> [PROBLEM REQUIREMENTS] If a picture appears in the records below, drop it, and reproduce everything else exactly.

> [THE RECORDS]
↓↓↓
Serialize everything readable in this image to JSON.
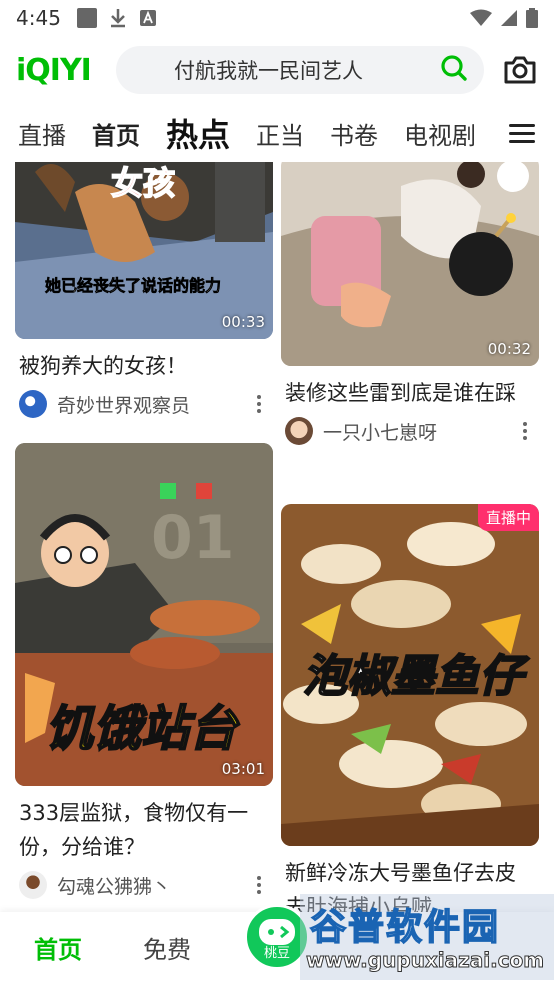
{
  "status_bar": {
    "time": "4:45"
  },
  "header": {
    "logo": "iQIYI",
    "search_value": "付航我就一民间艺人"
  },
  "tabs": [
    {
      "label": "直播"
    },
    {
      "label": "首页"
    },
    {
      "label": "热点"
    },
    {
      "label": "正当"
    },
    {
      "label": "书卷"
    },
    {
      "label": "电视剧"
    }
  ],
  "feed": {
    "left": [
      {
        "title": "被狗养大的女孩！",
        "author": "奇妙世界观察员",
        "duration": "00:33",
        "overlay_title": "女孩",
        "overlay_caption": "她已经丧失了说话的能力"
      },
      {
        "title": "333层监狱，食物仅有一份，分给谁？",
        "author": "勾魂公狒狒丶",
        "duration": "03:01",
        "overlay_title": "饥饿站台",
        "overlay_number": "01"
      }
    ],
    "right": [
      {
        "title": "装修这些雷到底是谁在踩",
        "author": "一只小七崽呀",
        "duration": "00:32"
      },
      {
        "title": "新鲜冷冻大号墨鱼仔去皮去肚海捕小乌贼",
        "author": "",
        "badge": "直播中",
        "overlay_title": "泡椒墨鱼仔"
      }
    ]
  },
  "bottom_nav": {
    "home": "首页",
    "free": "免费",
    "peach": "桃豆"
  },
  "watermark": {
    "title": "谷普软件园",
    "url": "www.gupuxiazai.com"
  },
  "colors": {
    "brand": "#00be06",
    "live_badge": "#ff2f6d",
    "search_bg": "#f2f3f5"
  }
}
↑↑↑
> [EXERCISE SOLUTION]
Serialize everything readable in this image to JSON.
{
  "status_bar": {
    "time": "4:45"
  },
  "header": {
    "logo": "iQIYI",
    "search_value": "付航我就一民间艺人"
  },
  "tabs": [
    {
      "label": "直播"
    },
    {
      "label": "首页"
    },
    {
      "label": "热点"
    },
    {
      "label": "正当"
    },
    {
      "label": "书卷"
    },
    {
      "label": "电视剧"
    }
  ],
  "feed": {
    "left": [
      {
        "title": "被狗养大的女孩！",
        "author": "奇妙世界观察员",
        "duration": "00:33",
        "overlay_title": "女孩",
        "overlay_caption": "她已经丧失了说话的能力"
      },
      {
        "title": "333层监狱，食物仅有一份，分给谁？",
        "author": "勾魂公狒狒丶",
        "duration": "03:01",
        "overlay_title": "饥饿站台",
        "overlay_number": "01"
      }
    ],
    "right": [
      {
        "title": "装修这些雷到底是谁在踩",
        "author": "一只小七崽呀",
        "duration": "00:32"
      },
      {
        "title": "新鲜冷冻大号墨鱼仔去皮去肚海捕小乌贼",
        "author": "",
        "badge": "直播中",
        "overlay_title": "泡椒墨鱼仔"
      }
    ]
  },
  "bottom_nav": {
    "home": "首页",
    "free": "免费",
    "peach": "桃豆"
  },
  "watermark": {
    "title": "谷普软件园",
    "url": "www.gupuxiazai.com"
  },
  "colors": {
    "brand": "#00be06",
    "live_badge": "#ff2f6d",
    "search_bg": "#f2f3f5"
  }
}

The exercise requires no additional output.